Top of Given records
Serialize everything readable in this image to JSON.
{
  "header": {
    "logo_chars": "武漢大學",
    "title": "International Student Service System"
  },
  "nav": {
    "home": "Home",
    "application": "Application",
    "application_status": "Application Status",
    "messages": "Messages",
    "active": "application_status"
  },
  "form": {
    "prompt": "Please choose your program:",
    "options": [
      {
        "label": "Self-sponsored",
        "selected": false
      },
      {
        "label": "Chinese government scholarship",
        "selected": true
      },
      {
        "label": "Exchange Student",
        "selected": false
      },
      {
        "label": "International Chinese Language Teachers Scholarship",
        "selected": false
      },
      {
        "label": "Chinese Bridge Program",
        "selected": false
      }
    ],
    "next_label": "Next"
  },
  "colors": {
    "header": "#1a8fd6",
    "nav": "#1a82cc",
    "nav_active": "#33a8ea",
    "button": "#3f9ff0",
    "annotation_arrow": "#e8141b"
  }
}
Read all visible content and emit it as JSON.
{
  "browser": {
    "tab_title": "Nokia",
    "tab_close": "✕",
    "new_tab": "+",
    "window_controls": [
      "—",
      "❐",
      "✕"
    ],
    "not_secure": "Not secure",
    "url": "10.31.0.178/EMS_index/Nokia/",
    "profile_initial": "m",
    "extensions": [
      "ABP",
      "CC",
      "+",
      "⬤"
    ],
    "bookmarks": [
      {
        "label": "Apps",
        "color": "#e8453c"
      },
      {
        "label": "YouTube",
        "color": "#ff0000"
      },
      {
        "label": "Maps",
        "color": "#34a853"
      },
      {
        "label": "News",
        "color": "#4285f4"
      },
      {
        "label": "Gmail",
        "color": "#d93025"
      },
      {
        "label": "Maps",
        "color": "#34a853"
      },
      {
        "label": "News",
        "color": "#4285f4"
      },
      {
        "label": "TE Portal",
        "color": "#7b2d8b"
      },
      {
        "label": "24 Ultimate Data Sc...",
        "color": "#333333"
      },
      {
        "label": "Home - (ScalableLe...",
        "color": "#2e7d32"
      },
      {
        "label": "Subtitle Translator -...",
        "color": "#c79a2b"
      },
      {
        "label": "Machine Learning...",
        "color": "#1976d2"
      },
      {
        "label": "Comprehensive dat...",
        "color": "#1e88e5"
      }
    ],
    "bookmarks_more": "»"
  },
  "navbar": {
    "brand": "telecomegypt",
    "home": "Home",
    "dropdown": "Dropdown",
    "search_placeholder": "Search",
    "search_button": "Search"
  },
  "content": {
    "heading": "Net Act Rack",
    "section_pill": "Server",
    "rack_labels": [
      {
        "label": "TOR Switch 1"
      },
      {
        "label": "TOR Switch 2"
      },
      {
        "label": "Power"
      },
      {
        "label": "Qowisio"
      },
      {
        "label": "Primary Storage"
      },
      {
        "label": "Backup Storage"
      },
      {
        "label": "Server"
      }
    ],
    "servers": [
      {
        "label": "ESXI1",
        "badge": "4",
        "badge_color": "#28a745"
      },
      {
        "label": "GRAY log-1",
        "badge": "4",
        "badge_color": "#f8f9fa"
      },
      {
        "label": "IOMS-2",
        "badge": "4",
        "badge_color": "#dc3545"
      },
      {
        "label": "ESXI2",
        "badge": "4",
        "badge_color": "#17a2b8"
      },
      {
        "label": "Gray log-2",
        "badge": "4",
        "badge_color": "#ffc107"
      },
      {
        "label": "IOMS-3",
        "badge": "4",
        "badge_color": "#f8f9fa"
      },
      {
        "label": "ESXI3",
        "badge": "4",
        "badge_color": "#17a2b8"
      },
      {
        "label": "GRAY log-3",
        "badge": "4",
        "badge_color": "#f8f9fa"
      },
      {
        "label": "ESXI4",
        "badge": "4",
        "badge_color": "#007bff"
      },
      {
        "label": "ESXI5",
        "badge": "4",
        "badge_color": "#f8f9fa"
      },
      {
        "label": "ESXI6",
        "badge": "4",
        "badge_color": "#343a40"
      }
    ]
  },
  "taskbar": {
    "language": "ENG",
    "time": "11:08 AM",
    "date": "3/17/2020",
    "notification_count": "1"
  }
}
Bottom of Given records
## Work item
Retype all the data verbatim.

## Result for this task
Serialize everything readable in this image to JSON.
{
  "header": {
    "logo_chars": "武漢大學",
    "title": "International Student Service System"
  },
  "nav": {
    "home": "Home",
    "application": "Application",
    "application_status": "Application Status",
    "messages": "Messages",
    "active": "application_status"
  },
  "form": {
    "prompt": "Please choose your program:",
    "options": [
      {
        "label": "Self-sponsored",
        "selected": false
      },
      {
        "label": "Chinese government scholarship",
        "selected": true
      },
      {
        "label": "Exchange Student",
        "selected": false
      },
      {
        "label": "International Chinese Language Teachers Scholarship",
        "selected": false
      },
      {
        "label": "Chinese Bridge Program",
        "selected": false
      }
    ],
    "next_label": "Next"
  },
  "colors": {
    "header": "#1a8fd6",
    "nav": "#1a82cc",
    "nav_active": "#33a8ea",
    "button": "#3f9ff0",
    "annotation_arrow": "#e8141b"
  }
}
Read all visible content and emit it as JSON.
{
  "browser": {
    "tab_title": "Nokia",
    "tab_close": "✕",
    "new_tab": "+",
    "window_controls": [
      "—",
      "❐",
      "✕"
    ],
    "not_secure": "Not secure",
    "url": "10.31.0.178/EMS_index/Nokia/",
    "profile_initial": "m",
    "extensions": [
      "ABP",
      "CC",
      "+",
      "⬤"
    ],
    "bookmarks": [
      {
        "label": "Apps",
        "color": "#e8453c"
      },
      {
        "label": "YouTube",
        "color": "#ff0000"
      },
      {
        "label": "Maps",
        "color": "#34a853"
      },
      {
        "label": "News",
        "color": "#4285f4"
      },
      {
        "label": "Gmail",
        "color": "#d93025"
      },
      {
        "label": "Maps",
        "color": "#34a853"
      },
      {
        "label": "News",
        "color": "#4285f4"
      },
      {
        "label": "TE Portal",
        "color": "#7b2d8b"
      },
      {
        "label": "24 Ultimate Data Sc...",
        "color": "#333333"
      },
      {
        "label": "Home - (ScalableLe...",
        "color": "#2e7d32"
      },
      {
        "label": "Subtitle Translator -...",
        "color": "#c79a2b"
      },
      {
        "label": "Machine Learning...",
        "color": "#1976d2"
      },
      {
        "label": "Comprehensive dat...",
        "color": "#1e88e5"
      }
    ],
    "bookmarks_more": "»"
  },
  "navbar": {
    "brand": "telecomegypt",
    "home": "Home",
    "dropdown": "Dropdown",
    "search_placeholder": "Search",
    "search_button": "Search"
  },
  "content": {
    "heading": "Net Act Rack",
    "section_pill": "Server",
    "rack_labels": [
      {
        "label": "TOR Switch 1"
      },
      {
        "label": "TOR Switch 2"
      },
      {
        "label": "Power"
      },
      {
        "label": "Qowisio"
      },
      {
        "label": "Primary Storage"
      },
      {
        "label": "Backup Storage"
      },
      {
        "label": "Server"
      }
    ],
    "servers": [
      {
        "label": "ESXI1",
        "badge": "4",
        "badge_color": "#28a745"
      },
      {
        "label": "GRAY log-1",
        "badge": "4",
        "badge_color": "#f8f9fa"
      },
      {
        "label": "IOMS-2",
        "badge": "4",
        "badge_color": "#dc3545"
      },
      {
        "label": "ESXI2",
        "badge": "4",
        "badge_color": "#17a2b8"
      },
      {
        "label": "Gray log-2",
        "badge": "4",
        "badge_color": "#ffc107"
      },
      {
        "label": "IOMS-3",
        "badge": "4",
        "badge_color": "#f8f9fa"
      },
      {
        "label": "ESXI3",
        "badge": "4",
        "badge_color": "#17a2b8"
      },
      {
        "label": "GRAY log-3",
        "badge": "4",
        "badge_color": "#f8f9fa"
      },
      {
        "label": "ESXI4",
        "badge": "4",
        "badge_color": "#007bff"
      },
      {
        "label": "ESXI5",
        "badge": "4",
        "badge_color": "#f8f9fa"
      },
      {
        "label": "ESXI6",
        "badge": "4",
        "badge_color": "#343a40"
      }
    ]
  },
  "taskbar": {
    "language": "ENG",
    "time": "11:08 AM",
    "date": "3/17/2020",
    "notification_count": "1"
  }
}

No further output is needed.